- Opening Delimiter -

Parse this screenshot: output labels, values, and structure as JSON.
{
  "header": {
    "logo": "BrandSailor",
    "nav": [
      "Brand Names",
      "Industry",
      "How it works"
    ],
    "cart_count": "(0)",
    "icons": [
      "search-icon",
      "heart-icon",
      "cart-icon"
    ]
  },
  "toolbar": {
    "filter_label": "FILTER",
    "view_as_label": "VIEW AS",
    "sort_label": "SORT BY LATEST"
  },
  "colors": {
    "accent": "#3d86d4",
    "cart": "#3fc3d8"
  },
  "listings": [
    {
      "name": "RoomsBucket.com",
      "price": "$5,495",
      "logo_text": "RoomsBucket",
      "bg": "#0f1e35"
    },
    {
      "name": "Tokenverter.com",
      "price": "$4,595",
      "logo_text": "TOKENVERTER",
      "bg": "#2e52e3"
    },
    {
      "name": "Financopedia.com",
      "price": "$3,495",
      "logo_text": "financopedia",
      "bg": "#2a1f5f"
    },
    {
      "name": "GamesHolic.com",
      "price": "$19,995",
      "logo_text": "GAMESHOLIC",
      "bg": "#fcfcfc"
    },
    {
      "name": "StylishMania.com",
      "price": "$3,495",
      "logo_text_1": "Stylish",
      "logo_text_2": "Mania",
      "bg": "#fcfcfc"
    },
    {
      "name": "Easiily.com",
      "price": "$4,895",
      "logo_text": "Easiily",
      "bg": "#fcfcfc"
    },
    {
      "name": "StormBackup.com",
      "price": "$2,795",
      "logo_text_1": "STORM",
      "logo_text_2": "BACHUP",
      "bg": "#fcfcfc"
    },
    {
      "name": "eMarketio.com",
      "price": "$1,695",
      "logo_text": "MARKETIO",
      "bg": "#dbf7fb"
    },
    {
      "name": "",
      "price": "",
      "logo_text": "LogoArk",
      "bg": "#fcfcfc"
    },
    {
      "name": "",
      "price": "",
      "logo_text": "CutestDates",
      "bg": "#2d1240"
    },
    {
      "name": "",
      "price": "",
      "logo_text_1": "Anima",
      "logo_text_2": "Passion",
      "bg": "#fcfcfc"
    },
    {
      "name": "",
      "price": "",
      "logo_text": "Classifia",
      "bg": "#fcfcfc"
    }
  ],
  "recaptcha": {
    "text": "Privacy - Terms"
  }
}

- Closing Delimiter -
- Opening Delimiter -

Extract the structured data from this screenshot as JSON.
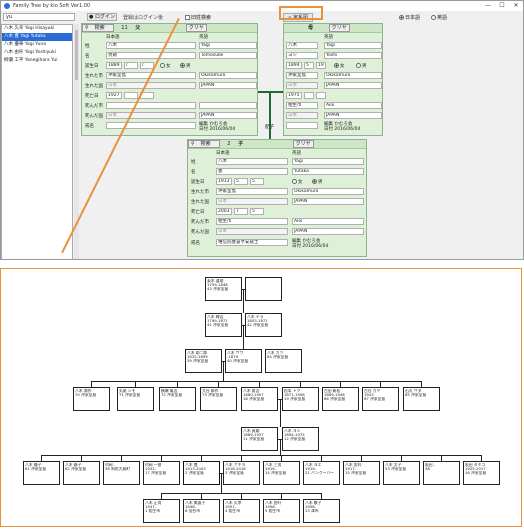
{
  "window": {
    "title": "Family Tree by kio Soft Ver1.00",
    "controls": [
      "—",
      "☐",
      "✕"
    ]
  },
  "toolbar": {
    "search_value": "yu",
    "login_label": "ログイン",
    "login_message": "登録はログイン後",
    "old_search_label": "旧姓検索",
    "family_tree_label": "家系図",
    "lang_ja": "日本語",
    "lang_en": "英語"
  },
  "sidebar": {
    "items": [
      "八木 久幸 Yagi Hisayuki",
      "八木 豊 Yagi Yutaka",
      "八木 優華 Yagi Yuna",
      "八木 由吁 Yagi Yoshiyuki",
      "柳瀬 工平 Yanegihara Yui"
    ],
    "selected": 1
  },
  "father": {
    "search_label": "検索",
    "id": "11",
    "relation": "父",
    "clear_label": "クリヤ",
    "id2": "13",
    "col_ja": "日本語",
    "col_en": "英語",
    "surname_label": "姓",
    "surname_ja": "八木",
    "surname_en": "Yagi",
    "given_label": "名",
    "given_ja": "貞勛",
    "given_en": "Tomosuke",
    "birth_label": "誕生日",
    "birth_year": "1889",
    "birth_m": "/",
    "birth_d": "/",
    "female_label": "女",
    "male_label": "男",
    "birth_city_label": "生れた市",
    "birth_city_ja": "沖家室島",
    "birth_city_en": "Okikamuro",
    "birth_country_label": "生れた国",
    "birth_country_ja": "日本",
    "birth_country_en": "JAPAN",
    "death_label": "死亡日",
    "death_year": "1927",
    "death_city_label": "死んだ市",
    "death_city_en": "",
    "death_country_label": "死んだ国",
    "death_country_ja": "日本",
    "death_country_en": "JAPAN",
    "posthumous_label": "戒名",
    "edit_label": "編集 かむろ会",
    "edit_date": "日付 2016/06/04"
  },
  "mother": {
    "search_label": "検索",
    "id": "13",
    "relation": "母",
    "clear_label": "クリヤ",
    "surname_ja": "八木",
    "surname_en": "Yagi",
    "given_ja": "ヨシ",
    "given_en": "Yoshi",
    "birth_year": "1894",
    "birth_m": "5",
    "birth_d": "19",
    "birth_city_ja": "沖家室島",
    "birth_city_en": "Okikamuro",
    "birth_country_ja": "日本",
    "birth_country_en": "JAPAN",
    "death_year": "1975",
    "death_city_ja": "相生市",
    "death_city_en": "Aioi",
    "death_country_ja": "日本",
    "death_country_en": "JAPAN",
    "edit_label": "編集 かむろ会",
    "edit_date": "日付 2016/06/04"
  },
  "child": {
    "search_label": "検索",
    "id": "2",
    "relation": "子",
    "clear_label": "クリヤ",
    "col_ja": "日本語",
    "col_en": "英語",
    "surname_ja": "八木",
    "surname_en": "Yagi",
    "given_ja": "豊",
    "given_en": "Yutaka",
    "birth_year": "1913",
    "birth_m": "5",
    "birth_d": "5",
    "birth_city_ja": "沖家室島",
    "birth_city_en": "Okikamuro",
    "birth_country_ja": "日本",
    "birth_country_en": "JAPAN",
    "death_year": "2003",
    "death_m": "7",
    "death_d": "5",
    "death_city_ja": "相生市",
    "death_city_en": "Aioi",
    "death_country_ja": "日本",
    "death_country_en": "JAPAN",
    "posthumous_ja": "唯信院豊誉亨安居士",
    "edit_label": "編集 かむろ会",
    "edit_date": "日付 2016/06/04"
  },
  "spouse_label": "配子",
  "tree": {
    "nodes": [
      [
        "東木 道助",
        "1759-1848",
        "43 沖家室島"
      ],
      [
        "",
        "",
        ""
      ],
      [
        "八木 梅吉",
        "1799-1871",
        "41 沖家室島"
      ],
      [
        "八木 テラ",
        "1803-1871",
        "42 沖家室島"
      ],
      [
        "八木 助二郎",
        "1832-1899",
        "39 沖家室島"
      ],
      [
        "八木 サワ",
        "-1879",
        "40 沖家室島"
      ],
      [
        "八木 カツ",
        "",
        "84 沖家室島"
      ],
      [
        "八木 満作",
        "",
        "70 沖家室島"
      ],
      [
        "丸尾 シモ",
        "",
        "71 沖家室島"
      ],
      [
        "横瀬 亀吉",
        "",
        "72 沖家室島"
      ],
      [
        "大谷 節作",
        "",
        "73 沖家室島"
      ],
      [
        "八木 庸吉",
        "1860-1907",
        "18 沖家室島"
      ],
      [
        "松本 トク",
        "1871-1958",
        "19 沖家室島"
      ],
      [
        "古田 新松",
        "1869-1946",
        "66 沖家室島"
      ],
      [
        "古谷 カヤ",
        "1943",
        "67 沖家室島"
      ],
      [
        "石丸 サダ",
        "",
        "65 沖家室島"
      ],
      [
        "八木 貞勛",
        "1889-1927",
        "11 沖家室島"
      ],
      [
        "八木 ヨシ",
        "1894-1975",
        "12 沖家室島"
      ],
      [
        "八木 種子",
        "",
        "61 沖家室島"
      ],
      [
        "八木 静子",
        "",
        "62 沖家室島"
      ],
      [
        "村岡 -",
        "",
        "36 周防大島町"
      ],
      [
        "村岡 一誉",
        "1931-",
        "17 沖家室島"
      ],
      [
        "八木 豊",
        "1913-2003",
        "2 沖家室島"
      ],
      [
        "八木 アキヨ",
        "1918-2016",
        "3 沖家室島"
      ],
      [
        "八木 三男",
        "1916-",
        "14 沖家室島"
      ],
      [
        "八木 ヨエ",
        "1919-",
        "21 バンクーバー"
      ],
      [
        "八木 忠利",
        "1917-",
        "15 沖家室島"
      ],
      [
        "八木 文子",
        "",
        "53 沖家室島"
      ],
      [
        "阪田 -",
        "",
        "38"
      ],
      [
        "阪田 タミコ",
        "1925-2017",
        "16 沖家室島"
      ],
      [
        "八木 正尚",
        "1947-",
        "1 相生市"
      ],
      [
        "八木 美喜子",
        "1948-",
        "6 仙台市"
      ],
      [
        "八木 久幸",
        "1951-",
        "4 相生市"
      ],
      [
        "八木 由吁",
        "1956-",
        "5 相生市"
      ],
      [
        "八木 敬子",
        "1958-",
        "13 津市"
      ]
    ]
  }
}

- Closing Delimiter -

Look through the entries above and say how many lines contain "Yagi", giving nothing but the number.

7